The book is divided into 63 chapters, which average about five pages in length. Most of the chapters investigate topics that are curiosities or are otherwise of recreational interest.

The book is arranged into nine sections (Simulation, Exploration, Visualization, Speculation, Invention, Imagination, Fiction, Exercises for the Mind and Eye, and Computers in the Arts and Sciences). A majority of the nine sections represent things that researchers might do with a computer. Some examples will suffice. The "Simulation" section presents some simple simulations of various phenomena. The "Visualization" section illustrates the use of computer graphics in various fields or just for their own beauty. The "Speculation" section provides the results of Pickover asking various (often thought-provoking) questions of scientists, and so on. There are also several appendices that discuss further information on some of the topics in the book or suggest other problems of interest to investigate.

For the most part, this book has been written to be accessible to the general reader. Some of the fractals and other graphics require somewhat advanced mathematics to fully understand (although it doesn't require mathematical knowledge to appreciate the end result) and implementing the algorithms discussed in the book would of course require programming skills. Even without such knowledge, there is enough text (and pictures; there is probably one figure per page on the average as well as a nice-looking colour section) for the most part that the reader can still follow along, and if not a new topic is only a few pages away. For more advanced readers, there are many equations, pieces of pseudocode, and information on how to get more information on a topic.

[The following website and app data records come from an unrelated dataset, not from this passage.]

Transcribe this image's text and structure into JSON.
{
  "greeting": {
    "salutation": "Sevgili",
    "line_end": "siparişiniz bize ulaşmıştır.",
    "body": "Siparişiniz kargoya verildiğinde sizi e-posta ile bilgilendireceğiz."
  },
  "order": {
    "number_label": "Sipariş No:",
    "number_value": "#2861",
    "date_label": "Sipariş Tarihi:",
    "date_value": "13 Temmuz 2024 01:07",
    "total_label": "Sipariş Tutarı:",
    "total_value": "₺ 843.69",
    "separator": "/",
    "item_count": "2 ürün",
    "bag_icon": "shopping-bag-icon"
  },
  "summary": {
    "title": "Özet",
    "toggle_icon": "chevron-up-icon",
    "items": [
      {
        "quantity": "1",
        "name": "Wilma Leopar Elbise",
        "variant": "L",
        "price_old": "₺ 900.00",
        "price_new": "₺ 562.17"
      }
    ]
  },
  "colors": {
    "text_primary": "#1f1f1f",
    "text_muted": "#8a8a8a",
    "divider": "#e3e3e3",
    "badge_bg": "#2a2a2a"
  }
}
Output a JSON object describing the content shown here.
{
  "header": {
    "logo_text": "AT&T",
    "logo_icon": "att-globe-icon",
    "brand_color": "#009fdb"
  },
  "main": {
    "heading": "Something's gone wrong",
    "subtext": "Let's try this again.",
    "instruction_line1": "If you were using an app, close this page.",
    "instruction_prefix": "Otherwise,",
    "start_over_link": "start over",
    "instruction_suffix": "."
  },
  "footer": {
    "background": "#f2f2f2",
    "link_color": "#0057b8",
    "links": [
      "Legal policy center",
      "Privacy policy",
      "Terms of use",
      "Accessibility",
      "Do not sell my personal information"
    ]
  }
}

This book is a very thought-provoking book. Not everyone may be interested in every chapter in the book (it would probably be a rare person who would be) but there is enough variety that everyone should find topics of interest to them. Even though the book is nearly 25 years old, it dates fairly well. Some of the graphics look, well, 90s-ish, but much of the material is still relevant today.

Rating: 9/10